** Opening EXERCISE DATA block **
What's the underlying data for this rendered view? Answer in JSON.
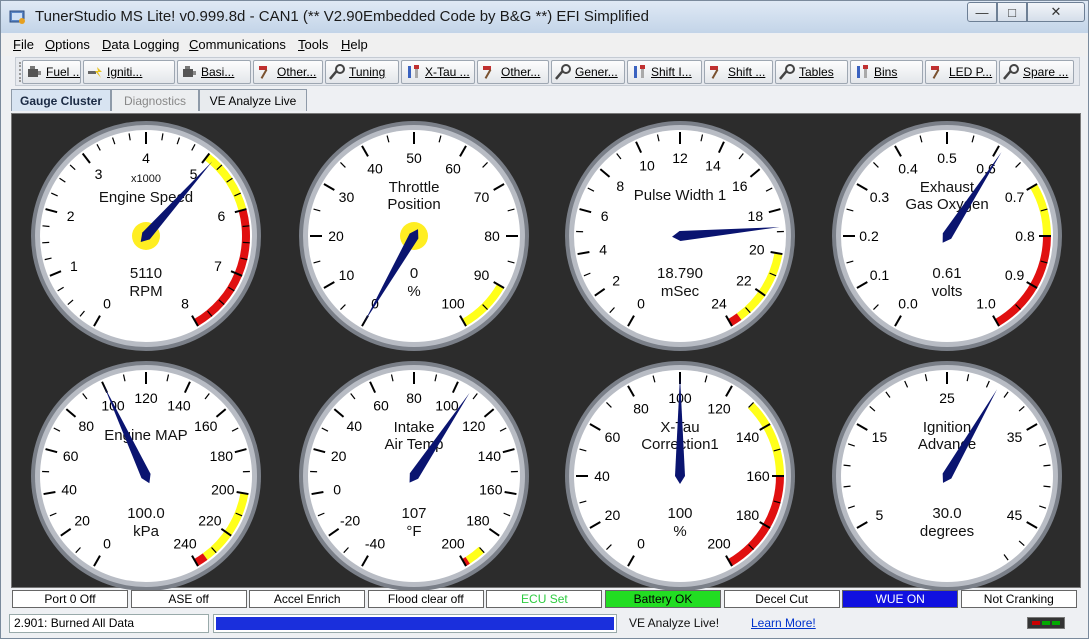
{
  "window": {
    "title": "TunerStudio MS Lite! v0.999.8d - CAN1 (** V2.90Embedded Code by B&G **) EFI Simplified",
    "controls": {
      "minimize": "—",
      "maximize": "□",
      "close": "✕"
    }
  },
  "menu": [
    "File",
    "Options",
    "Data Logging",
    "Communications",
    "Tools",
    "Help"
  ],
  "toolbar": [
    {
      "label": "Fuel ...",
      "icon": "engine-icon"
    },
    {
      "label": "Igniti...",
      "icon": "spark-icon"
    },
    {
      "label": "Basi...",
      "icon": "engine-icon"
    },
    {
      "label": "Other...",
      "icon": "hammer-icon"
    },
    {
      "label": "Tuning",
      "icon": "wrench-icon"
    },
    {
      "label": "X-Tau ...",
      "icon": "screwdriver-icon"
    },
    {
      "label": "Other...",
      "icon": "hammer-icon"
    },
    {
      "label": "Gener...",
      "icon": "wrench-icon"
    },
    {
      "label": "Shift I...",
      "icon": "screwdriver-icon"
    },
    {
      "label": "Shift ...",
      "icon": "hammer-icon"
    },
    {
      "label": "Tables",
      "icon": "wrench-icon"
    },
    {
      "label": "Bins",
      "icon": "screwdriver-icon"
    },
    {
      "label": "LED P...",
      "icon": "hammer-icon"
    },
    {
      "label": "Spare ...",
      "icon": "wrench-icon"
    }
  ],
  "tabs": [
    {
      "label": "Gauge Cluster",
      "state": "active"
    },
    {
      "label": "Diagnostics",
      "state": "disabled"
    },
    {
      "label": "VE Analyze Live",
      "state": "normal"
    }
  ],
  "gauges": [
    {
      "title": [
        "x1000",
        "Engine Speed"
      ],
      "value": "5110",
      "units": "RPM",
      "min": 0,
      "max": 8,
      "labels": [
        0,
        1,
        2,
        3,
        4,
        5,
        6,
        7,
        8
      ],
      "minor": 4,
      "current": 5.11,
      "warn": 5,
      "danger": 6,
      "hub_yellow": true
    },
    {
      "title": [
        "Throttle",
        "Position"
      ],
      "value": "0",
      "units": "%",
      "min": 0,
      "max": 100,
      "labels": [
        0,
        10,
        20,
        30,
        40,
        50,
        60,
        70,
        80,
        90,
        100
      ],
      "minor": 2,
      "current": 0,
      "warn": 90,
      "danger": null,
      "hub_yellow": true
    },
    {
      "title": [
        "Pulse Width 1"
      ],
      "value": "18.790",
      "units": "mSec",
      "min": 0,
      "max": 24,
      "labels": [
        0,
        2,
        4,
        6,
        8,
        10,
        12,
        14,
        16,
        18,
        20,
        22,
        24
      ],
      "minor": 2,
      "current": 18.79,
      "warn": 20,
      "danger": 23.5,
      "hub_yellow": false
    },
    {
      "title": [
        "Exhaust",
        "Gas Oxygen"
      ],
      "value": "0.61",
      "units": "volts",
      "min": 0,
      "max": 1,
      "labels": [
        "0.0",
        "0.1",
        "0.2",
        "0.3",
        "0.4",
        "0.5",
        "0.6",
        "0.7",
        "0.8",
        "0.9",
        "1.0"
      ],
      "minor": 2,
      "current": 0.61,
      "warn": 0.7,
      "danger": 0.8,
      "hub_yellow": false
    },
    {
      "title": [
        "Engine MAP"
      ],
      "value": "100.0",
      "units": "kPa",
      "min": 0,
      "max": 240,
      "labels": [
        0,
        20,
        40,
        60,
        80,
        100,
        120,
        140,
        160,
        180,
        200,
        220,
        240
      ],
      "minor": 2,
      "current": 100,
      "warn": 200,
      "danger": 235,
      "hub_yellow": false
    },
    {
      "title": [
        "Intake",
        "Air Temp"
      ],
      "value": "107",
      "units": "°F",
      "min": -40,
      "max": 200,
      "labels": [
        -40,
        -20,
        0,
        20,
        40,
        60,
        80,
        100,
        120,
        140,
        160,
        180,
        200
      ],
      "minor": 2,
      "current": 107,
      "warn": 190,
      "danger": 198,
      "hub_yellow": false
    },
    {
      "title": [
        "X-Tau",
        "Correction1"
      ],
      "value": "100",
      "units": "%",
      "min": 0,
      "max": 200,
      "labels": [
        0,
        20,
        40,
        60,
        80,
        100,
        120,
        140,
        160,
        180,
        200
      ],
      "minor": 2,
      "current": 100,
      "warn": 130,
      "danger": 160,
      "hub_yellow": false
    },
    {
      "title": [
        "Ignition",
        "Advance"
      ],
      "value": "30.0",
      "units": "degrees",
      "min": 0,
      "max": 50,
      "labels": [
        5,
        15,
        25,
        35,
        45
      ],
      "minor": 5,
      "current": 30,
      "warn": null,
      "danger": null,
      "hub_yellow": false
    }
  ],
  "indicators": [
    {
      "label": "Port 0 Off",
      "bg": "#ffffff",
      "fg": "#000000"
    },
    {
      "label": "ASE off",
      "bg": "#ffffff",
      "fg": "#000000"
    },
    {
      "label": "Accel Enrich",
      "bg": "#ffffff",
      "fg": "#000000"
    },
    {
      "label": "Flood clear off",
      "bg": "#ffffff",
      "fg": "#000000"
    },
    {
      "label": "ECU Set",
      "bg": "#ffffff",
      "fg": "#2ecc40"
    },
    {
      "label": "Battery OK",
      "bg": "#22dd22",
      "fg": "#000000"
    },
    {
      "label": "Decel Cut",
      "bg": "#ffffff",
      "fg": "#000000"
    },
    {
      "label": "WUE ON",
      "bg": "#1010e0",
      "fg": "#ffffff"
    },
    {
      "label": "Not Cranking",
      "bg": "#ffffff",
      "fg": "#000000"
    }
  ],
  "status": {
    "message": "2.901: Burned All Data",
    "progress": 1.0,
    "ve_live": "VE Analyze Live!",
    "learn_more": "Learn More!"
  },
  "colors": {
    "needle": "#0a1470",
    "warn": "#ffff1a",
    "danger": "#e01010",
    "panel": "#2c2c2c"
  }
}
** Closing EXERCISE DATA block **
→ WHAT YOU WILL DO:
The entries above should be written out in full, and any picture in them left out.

→ RESPONSE BELOW:
What's the underlying data for this rendered view? Answer in JSON.
{
  "window": {
    "title": "TunerStudio MS Lite! v0.999.8d - CAN1 (** V2.90Embedded Code by B&G **) EFI Simplified",
    "controls": {
      "minimize": "—",
      "maximize": "□",
      "close": "✕"
    }
  },
  "menu": [
    "File",
    "Options",
    "Data Logging",
    "Communications",
    "Tools",
    "Help"
  ],
  "toolbar": [
    {
      "label": "Fuel ...",
      "icon": "engine-icon"
    },
    {
      "label": "Igniti...",
      "icon": "spark-icon"
    },
    {
      "label": "Basi...",
      "icon": "engine-icon"
    },
    {
      "label": "Other...",
      "icon": "hammer-icon"
    },
    {
      "label": "Tuning",
      "icon": "wrench-icon"
    },
    {
      "label": "X-Tau ...",
      "icon": "screwdriver-icon"
    },
    {
      "label": "Other...",
      "icon": "hammer-icon"
    },
    {
      "label": "Gener...",
      "icon": "wrench-icon"
    },
    {
      "label": "Shift I...",
      "icon": "screwdriver-icon"
    },
    {
      "label": "Shift ...",
      "icon": "hammer-icon"
    },
    {
      "label": "Tables",
      "icon": "wrench-icon"
    },
    {
      "label": "Bins",
      "icon": "screwdriver-icon"
    },
    {
      "label": "LED P...",
      "icon": "hammer-icon"
    },
    {
      "label": "Spare ...",
      "icon": "wrench-icon"
    }
  ],
  "tabs": [
    {
      "label": "Gauge Cluster",
      "state": "active"
    },
    {
      "label": "Diagnostics",
      "state": "disabled"
    },
    {
      "label": "VE Analyze Live",
      "state": "normal"
    }
  ],
  "gauges": [
    {
      "title": [
        "x1000",
        "Engine Speed"
      ],
      "value": "5110",
      "units": "RPM",
      "min": 0,
      "max": 8,
      "labels": [
        0,
        1,
        2,
        3,
        4,
        5,
        6,
        7,
        8
      ],
      "minor": 4,
      "current": 5.11,
      "warn": 5,
      "danger": 6,
      "hub_yellow": true
    },
    {
      "title": [
        "Throttle",
        "Position"
      ],
      "value": "0",
      "units": "%",
      "min": 0,
      "max": 100,
      "labels": [
        0,
        10,
        20,
        30,
        40,
        50,
        60,
        70,
        80,
        90,
        100
      ],
      "minor": 2,
      "current": 0,
      "warn": 90,
      "danger": null,
      "hub_yellow": true
    },
    {
      "title": [
        "Pulse Width 1"
      ],
      "value": "18.790",
      "units": "mSec",
      "min": 0,
      "max": 24,
      "labels": [
        0,
        2,
        4,
        6,
        8,
        10,
        12,
        14,
        16,
        18,
        20,
        22,
        24
      ],
      "minor": 2,
      "current": 18.79,
      "warn": 20,
      "danger": 23.5,
      "hub_yellow": false
    },
    {
      "title": [
        "Exhaust",
        "Gas Oxygen"
      ],
      "value": "0.61",
      "units": "volts",
      "min": 0,
      "max": 1,
      "labels": [
        "0.0",
        "0.1",
        "0.2",
        "0.3",
        "0.4",
        "0.5",
        "0.6",
        "0.7",
        "0.8",
        "0.9",
        "1.0"
      ],
      "minor": 2,
      "current": 0.61,
      "warn": 0.7,
      "danger": 0.8,
      "hub_yellow": false
    },
    {
      "title": [
        "Engine MAP"
      ],
      "value": "100.0",
      "units": "kPa",
      "min": 0,
      "max": 240,
      "labels": [
        0,
        20,
        40,
        60,
        80,
        100,
        120,
        140,
        160,
        180,
        200,
        220,
        240
      ],
      "minor": 2,
      "current": 100,
      "warn": 200,
      "danger": 235,
      "hub_yellow": false
    },
    {
      "title": [
        "Intake",
        "Air Temp"
      ],
      "value": "107",
      "units": "°F",
      "min": -40,
      "max": 200,
      "labels": [
        -40,
        -20,
        0,
        20,
        40,
        60,
        80,
        100,
        120,
        140,
        160,
        180,
        200
      ],
      "minor": 2,
      "current": 107,
      "warn": 190,
      "danger": 198,
      "hub_yellow": false
    },
    {
      "title": [
        "X-Tau",
        "Correction1"
      ],
      "value": "100",
      "units": "%",
      "min": 0,
      "max": 200,
      "labels": [
        0,
        20,
        40,
        60,
        80,
        100,
        120,
        140,
        160,
        180,
        200
      ],
      "minor": 2,
      "current": 100,
      "warn": 130,
      "danger": 160,
      "hub_yellow": false
    },
    {
      "title": [
        "Ignition",
        "Advance"
      ],
      "value": "30.0",
      "units": "degrees",
      "min": 0,
      "max": 50,
      "labels": [
        5,
        15,
        25,
        35,
        45
      ],
      "minor": 5,
      "current": 30,
      "warn": null,
      "danger": null,
      "hub_yellow": false
    }
  ],
  "indicators": [
    {
      "label": "Port 0 Off",
      "bg": "#ffffff",
      "fg": "#000000"
    },
    {
      "label": "ASE off",
      "bg": "#ffffff",
      "fg": "#000000"
    },
    {
      "label": "Accel Enrich",
      "bg": "#ffffff",
      "fg": "#000000"
    },
    {
      "label": "Flood clear off",
      "bg": "#ffffff",
      "fg": "#000000"
    },
    {
      "label": "ECU Set",
      "bg": "#ffffff",
      "fg": "#2ecc40"
    },
    {
      "label": "Battery OK",
      "bg": "#22dd22",
      "fg": "#000000"
    },
    {
      "label": "Decel Cut",
      "bg": "#ffffff",
      "fg": "#000000"
    },
    {
      "label": "WUE ON",
      "bg": "#1010e0",
      "fg": "#ffffff"
    },
    {
      "label": "Not Cranking",
      "bg": "#ffffff",
      "fg": "#000000"
    }
  ],
  "status": {
    "message": "2.901: Burned All Data",
    "progress": 1.0,
    "ve_live": "VE Analyze Live!",
    "learn_more": "Learn More!"
  },
  "colors": {
    "needle": "#0a1470",
    "warn": "#ffff1a",
    "danger": "#e01010",
    "panel": "#2c2c2c"
  }
}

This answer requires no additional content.